*** Opening Records for the task ***

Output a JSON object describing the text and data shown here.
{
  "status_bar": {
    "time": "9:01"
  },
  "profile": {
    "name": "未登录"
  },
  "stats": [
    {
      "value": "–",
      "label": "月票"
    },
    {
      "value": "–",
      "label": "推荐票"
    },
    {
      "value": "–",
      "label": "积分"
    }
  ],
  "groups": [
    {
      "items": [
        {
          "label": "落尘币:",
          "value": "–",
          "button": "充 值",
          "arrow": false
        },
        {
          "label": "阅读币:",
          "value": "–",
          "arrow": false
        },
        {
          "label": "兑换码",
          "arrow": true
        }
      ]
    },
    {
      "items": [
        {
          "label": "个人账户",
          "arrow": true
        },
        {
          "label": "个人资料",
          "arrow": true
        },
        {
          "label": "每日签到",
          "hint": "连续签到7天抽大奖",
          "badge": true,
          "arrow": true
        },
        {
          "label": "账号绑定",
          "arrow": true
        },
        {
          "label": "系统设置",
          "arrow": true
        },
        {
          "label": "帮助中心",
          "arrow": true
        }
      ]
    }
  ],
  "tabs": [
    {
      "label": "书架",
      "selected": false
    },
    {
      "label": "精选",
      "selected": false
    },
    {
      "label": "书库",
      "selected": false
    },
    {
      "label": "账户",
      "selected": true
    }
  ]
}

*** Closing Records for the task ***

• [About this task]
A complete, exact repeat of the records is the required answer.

• [Exercise answer]
Output a JSON object describing the text and data shown here.
{
  "status_bar": {
    "time": "9:01"
  },
  "profile": {
    "name": "未登录"
  },
  "stats": [
    {
      "value": "–",
      "label": "月票"
    },
    {
      "value": "–",
      "label": "推荐票"
    },
    {
      "value": "–",
      "label": "积分"
    }
  ],
  "groups": [
    {
      "items": [
        {
          "label": "落尘币:",
          "value": "–",
          "button": "充 值",
          "arrow": false
        },
        {
          "label": "阅读币:",
          "value": "–",
          "arrow": false
        },
        {
          "label": "兑换码",
          "arrow": true
        }
      ]
    },
    {
      "items": [
        {
          "label": "个人账户",
          "arrow": true
        },
        {
          "label": "个人资料",
          "arrow": true
        },
        {
          "label": "每日签到",
          "hint": "连续签到7天抽大奖",
          "badge": true,
          "arrow": true
        },
        {
          "label": "账号绑定",
          "arrow": true
        },
        {
          "label": "系统设置",
          "arrow": true
        },
        {
          "label": "帮助中心",
          "arrow": true
        }
      ]
    }
  ],
  "tabs": [
    {
      "label": "书架",
      "selected": false
    },
    {
      "label": "精选",
      "selected": false
    },
    {
      "label": "书库",
      "selected": false
    },
    {
      "label": "账户",
      "selected": true
    }
  ]
}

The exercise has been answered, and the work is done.